** THE PROBLEM **
What you write should be the line containing "Enumerate this screenshot's" followed by every line after it to the end of the listing, exactly as given, and nothing more.

---------------

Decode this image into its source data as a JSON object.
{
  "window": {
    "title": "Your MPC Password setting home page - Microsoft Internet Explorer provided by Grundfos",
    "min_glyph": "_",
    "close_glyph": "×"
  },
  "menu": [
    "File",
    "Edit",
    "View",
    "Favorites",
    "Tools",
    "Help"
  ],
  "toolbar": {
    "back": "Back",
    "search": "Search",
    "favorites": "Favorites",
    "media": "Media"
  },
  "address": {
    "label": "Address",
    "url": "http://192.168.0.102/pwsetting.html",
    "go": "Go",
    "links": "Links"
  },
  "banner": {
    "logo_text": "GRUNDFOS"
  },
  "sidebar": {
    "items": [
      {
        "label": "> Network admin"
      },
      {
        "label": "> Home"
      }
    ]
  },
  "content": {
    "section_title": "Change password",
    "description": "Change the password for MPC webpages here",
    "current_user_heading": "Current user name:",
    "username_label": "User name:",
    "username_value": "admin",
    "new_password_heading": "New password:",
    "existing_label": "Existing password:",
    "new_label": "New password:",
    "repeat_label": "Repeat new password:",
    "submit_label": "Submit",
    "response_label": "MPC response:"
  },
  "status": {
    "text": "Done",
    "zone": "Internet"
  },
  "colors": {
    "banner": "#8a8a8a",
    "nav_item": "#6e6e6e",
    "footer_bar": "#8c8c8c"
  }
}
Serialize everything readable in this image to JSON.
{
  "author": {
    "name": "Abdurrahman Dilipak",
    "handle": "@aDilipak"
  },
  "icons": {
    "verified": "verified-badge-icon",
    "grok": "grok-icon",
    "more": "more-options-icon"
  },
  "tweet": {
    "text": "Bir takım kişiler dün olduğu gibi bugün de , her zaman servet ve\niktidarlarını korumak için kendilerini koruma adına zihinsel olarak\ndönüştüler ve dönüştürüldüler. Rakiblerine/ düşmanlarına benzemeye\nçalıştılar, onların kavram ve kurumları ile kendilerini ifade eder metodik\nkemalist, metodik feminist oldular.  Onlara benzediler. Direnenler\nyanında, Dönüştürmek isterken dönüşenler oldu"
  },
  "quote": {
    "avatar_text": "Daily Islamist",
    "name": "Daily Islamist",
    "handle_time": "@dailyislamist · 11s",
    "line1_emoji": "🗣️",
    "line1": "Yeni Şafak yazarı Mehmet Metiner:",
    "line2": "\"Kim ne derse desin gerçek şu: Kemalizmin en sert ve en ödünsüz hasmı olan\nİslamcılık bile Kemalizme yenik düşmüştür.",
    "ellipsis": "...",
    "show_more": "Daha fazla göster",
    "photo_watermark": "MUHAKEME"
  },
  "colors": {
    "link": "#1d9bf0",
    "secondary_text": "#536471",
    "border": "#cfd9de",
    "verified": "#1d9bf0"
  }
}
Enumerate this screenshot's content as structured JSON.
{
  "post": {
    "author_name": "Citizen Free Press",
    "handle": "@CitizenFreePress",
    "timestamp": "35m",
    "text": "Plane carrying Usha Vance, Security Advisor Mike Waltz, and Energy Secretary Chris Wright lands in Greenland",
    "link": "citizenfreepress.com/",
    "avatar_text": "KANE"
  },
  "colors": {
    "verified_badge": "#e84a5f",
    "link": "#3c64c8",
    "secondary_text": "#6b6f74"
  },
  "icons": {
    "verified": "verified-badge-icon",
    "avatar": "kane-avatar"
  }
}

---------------

** EXPECTED ANSWER **
Enumerate this screenshot's content as structured JSON.
{
  "post": {
    "author_name": "Citizen Free Press",
    "handle": "@CitizenFreePress",
    "timestamp": "35m",
    "text": "Plane carrying Usha Vance, Security Advisor Mike Waltz, and Energy Secretary Chris Wright lands in Greenland",
    "link": "citizenfreepress.com/",
    "avatar_text": "KANE"
  },
  "colors": {
    "verified_badge": "#e84a5f",
    "link": "#3c64c8",
    "secondary_text": "#6b6f74"
  },
  "icons": {
    "verified": "verified-badge-icon",
    "avatar": "kane-avatar"
  }
}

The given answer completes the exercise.